The answer must consist of each line below that contains the string "this".

[Extracted data entries]

*-*-*

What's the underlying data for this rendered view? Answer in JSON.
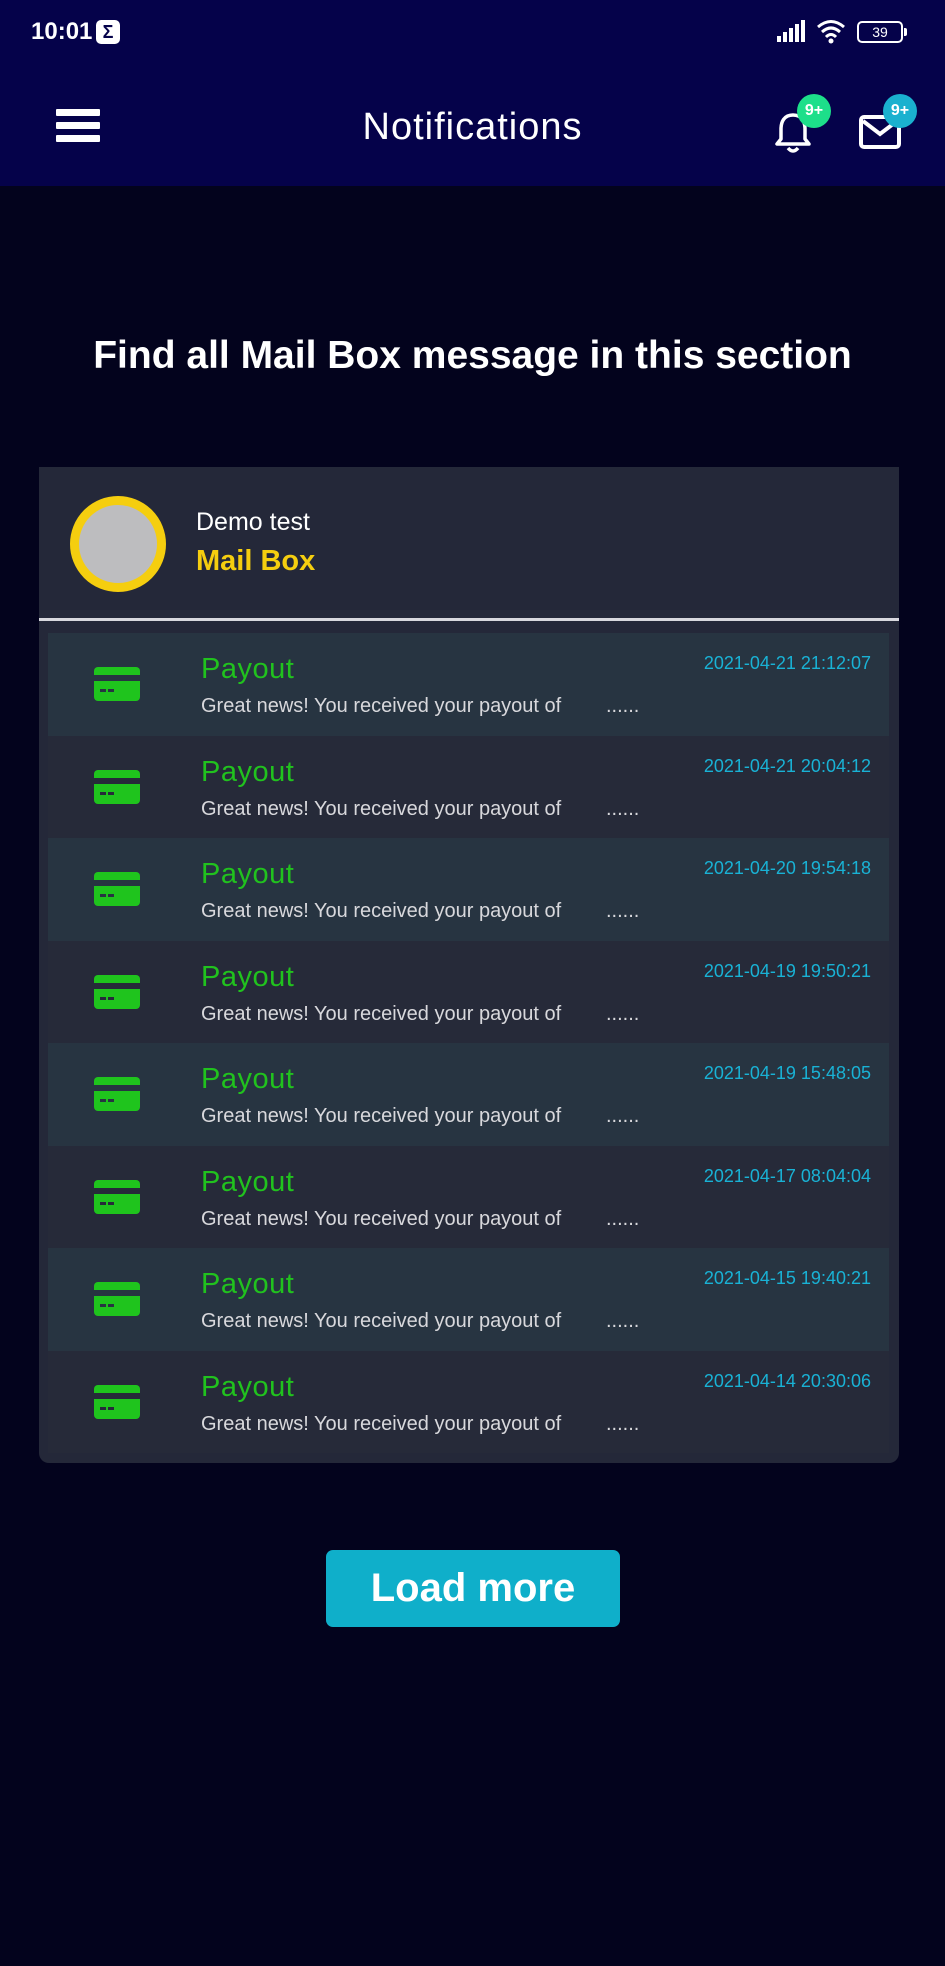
{
  "status_bar": {
    "time": "10:01",
    "app_icon": "Σ",
    "battery": "39"
  },
  "header": {
    "title": "Notifications",
    "bell_badge": "9+",
    "mail_badge": "9+",
    "bell_badge_color": "#1ddf8a",
    "mail_badge_color": "#1ab1cf"
  },
  "section_heading": "Find all Mail Box message in this section",
  "card": {
    "user_name": "Demo test",
    "mailbox_label": "Mail Box",
    "accent_color": "#f5ce0f"
  },
  "messages": [
    {
      "title": "Payout",
      "text": "Great news! You received your payout of",
      "ellipsis": "......",
      "date": "2021-04-21 21:12:07"
    },
    {
      "title": "Payout",
      "text": "Great news! You received your payout of",
      "ellipsis": "......",
      "date": "2021-04-21 20:04:12"
    },
    {
      "title": "Payout",
      "text": "Great news! You received your payout of",
      "ellipsis": "......",
      "date": "2021-04-20 19:54:18"
    },
    {
      "title": "Payout",
      "text": "Great news! You received your payout of",
      "ellipsis": "......",
      "date": "2021-04-19 19:50:21"
    },
    {
      "title": "Payout",
      "text": "Great news! You received your payout of",
      "ellipsis": "......",
      "date": "2021-04-19 15:48:05"
    },
    {
      "title": "Payout",
      "text": "Great news! You received your payout of",
      "ellipsis": "......",
      "date": "2021-04-17 08:04:04"
    },
    {
      "title": "Payout",
      "text": "Great news! You received your payout of",
      "ellipsis": "......",
      "date": "2021-04-15 19:40:21"
    },
    {
      "title": "Payout",
      "text": "Great news! You received your payout of",
      "ellipsis": "......",
      "date": "2021-04-14 20:30:06"
    }
  ],
  "load_more_label": "Load more",
  "icons": {
    "menu": "menu-icon",
    "bell": "bell-icon",
    "mail": "envelope-icon",
    "message": "credit-card-icon"
  }
}
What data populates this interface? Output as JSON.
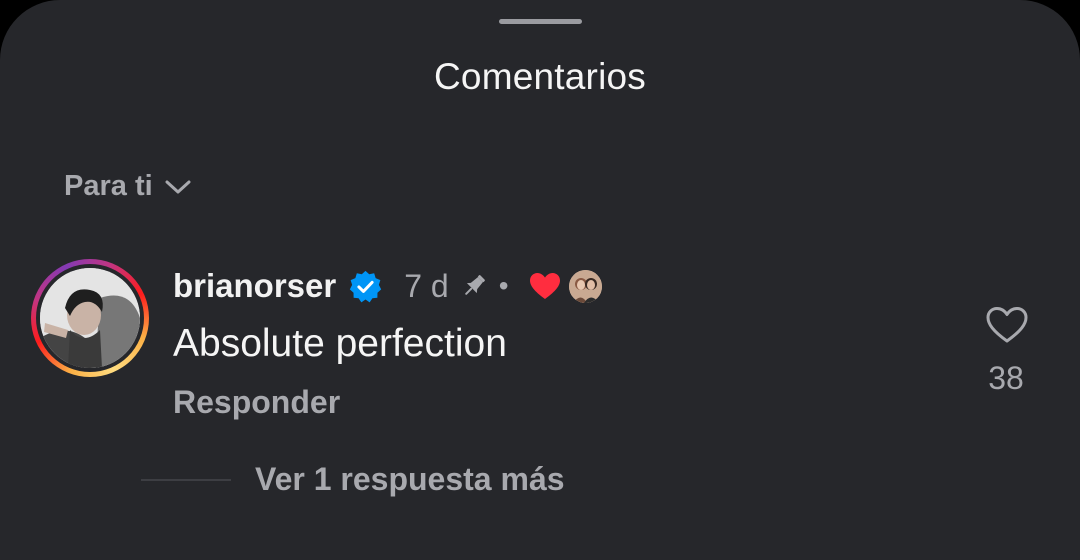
{
  "sheet": {
    "title": "Comentarios",
    "sort_label": "Para ti"
  },
  "comment": {
    "username": "brianorser",
    "verified": true,
    "time": "7 d",
    "dot": "•",
    "pinned": true,
    "liked_by_author": true,
    "text": "Absolute perfection",
    "reply_label": "Responder",
    "like_count": "38",
    "more_replies_label": "Ver 1 respuesta más"
  },
  "colors": {
    "background": "#26272b",
    "verified_badge": "#0095f6",
    "heart": "#ff2d3f",
    "secondary_text": "#a8a9ae"
  },
  "icons": {
    "sort": "chevron-down-icon",
    "verified": "verified-badge-icon",
    "pin": "pin-icon",
    "creator_like": "heart-filled-icon",
    "like": "heart-outline-icon"
  }
}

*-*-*

ANSWER BOX ->
What's the underlying data for this rendered view? Answer in JSON.
  "section_heading": "Find all Mail Box message in this section",
What data populates this interface? Output as JSON.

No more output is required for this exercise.